Each line below should be set down again unchanged.

------ Data supplied

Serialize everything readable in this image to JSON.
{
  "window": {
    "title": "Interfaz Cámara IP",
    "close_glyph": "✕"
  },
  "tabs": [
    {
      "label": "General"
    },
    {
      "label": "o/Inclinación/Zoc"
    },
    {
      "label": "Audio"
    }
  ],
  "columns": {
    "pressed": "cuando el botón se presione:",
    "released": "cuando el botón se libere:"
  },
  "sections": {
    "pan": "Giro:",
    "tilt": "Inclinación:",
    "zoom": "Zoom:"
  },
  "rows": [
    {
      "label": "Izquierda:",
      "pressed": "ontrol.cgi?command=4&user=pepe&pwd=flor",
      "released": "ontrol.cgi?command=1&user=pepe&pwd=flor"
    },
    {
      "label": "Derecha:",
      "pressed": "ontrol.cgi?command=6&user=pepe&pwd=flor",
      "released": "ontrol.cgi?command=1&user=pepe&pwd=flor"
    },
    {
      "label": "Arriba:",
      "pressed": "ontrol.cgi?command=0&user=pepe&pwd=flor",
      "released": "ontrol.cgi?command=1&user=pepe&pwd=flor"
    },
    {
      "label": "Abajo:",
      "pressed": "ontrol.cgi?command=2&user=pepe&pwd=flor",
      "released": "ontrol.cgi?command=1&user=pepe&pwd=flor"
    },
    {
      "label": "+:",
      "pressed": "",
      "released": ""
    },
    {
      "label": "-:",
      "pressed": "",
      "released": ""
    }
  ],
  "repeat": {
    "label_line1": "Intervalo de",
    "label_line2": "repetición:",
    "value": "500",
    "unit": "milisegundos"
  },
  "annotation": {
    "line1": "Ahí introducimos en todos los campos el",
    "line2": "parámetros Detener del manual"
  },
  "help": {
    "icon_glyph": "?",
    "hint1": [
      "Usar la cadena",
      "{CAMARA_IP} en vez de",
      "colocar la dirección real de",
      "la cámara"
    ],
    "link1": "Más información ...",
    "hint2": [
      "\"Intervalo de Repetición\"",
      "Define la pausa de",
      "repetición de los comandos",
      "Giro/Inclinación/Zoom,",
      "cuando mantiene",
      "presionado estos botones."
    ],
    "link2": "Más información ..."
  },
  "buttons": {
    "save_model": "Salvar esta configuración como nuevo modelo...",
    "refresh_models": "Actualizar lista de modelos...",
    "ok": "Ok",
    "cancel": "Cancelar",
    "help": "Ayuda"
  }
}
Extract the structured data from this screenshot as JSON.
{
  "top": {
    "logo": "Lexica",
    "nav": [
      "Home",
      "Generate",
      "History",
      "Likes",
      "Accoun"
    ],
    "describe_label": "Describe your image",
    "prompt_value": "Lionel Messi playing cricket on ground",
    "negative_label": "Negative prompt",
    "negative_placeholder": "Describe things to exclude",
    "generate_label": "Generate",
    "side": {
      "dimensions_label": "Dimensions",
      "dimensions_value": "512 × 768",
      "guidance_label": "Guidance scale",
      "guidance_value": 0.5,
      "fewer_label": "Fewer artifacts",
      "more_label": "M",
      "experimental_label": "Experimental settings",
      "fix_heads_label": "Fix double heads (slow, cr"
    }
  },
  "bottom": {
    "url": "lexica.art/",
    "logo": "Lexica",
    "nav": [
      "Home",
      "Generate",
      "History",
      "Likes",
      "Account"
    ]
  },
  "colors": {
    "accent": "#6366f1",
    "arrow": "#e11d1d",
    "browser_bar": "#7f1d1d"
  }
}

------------

Result of the exercise:
Serialize everything readable in this image to JSON.
{
  "window": {
    "title": "Interfaz Cámara IP",
    "close_glyph": "✕"
  },
  "tabs": [
    {
      "label": "General"
    },
    {
      "label": "o/Inclinación/Zoc"
    },
    {
      "label": "Audio"
    }
  ],
  "columns": {
    "pressed": "cuando el botón se presione:",
    "released": "cuando el botón se libere:"
  },
  "sections": {
    "pan": "Giro:",
    "tilt": "Inclinación:",
    "zoom": "Zoom:"
  },
  "rows": [
    {
      "label": "Izquierda:",
      "pressed": "ontrol.cgi?command=4&user=pepe&pwd=flor",
      "released": "ontrol.cgi?command=1&user=pepe&pwd=flor"
    },
    {
      "label": "Derecha:",
      "pressed": "ontrol.cgi?command=6&user=pepe&pwd=flor",
      "released": "ontrol.cgi?command=1&user=pepe&pwd=flor"
    },
    {
      "label": "Arriba:",
      "pressed": "ontrol.cgi?command=0&user=pepe&pwd=flor",
      "released": "ontrol.cgi?command=1&user=pepe&pwd=flor"
    },
    {
      "label": "Abajo:",
      "pressed": "ontrol.cgi?command=2&user=pepe&pwd=flor",
      "released": "ontrol.cgi?command=1&user=pepe&pwd=flor"
    },
    {
      "label": "+:",
      "pressed": "",
      "released": ""
    },
    {
      "label": "-:",
      "pressed": "",
      "released": ""
    }
  ],
  "repeat": {
    "label_line1": "Intervalo de",
    "label_line2": "repetición:",
    "value": "500",
    "unit": "milisegundos"
  },
  "annotation": {
    "line1": "Ahí introducimos en todos los campos el",
    "line2": "parámetros Detener del manual"
  },
  "help": {
    "icon_glyph": "?",
    "hint1": [
      "Usar la cadena",
      "{CAMARA_IP} en vez de",
      "colocar la dirección real de",
      "la cámara"
    ],
    "link1": "Más información ...",
    "hint2": [
      "\"Intervalo de Repetición\"",
      "Define la pausa de",
      "repetición de los comandos",
      "Giro/Inclinación/Zoom,",
      "cuando mantiene",
      "presionado estos botones."
    ],
    "link2": "Más información ..."
  },
  "buttons": {
    "save_model": "Salvar esta configuración como nuevo modelo...",
    "refresh_models": "Actualizar lista de modelos...",
    "ok": "Ok",
    "cancel": "Cancelar",
    "help": "Ayuda"
  }
}
Extract the structured data from this screenshot as JSON.
{
  "top": {
    "logo": "Lexica",
    "nav": [
      "Home",
      "Generate",
      "History",
      "Likes",
      "Accoun"
    ],
    "describe_label": "Describe your image",
    "prompt_value": "Lionel Messi playing cricket on ground",
    "negative_label": "Negative prompt",
    "negative_placeholder": "Describe things to exclude",
    "generate_label": "Generate",
    "side": {
      "dimensions_label": "Dimensions",
      "dimensions_value": "512 × 768",
      "guidance_label": "Guidance scale",
      "guidance_value": 0.5,
      "fewer_label": "Fewer artifacts",
      "more_label": "M",
      "experimental_label": "Experimental settings",
      "fix_heads_label": "Fix double heads (slow, cr"
    }
  },
  "bottom": {
    "url": "lexica.art/",
    "logo": "Lexica",
    "nav": [
      "Home",
      "Generate",
      "History",
      "Likes",
      "Account"
    ]
  },
  "colors": {
    "accent": "#6366f1",
    "arrow": "#e11d1d",
    "browser_bar": "#7f1d1d"
  }
}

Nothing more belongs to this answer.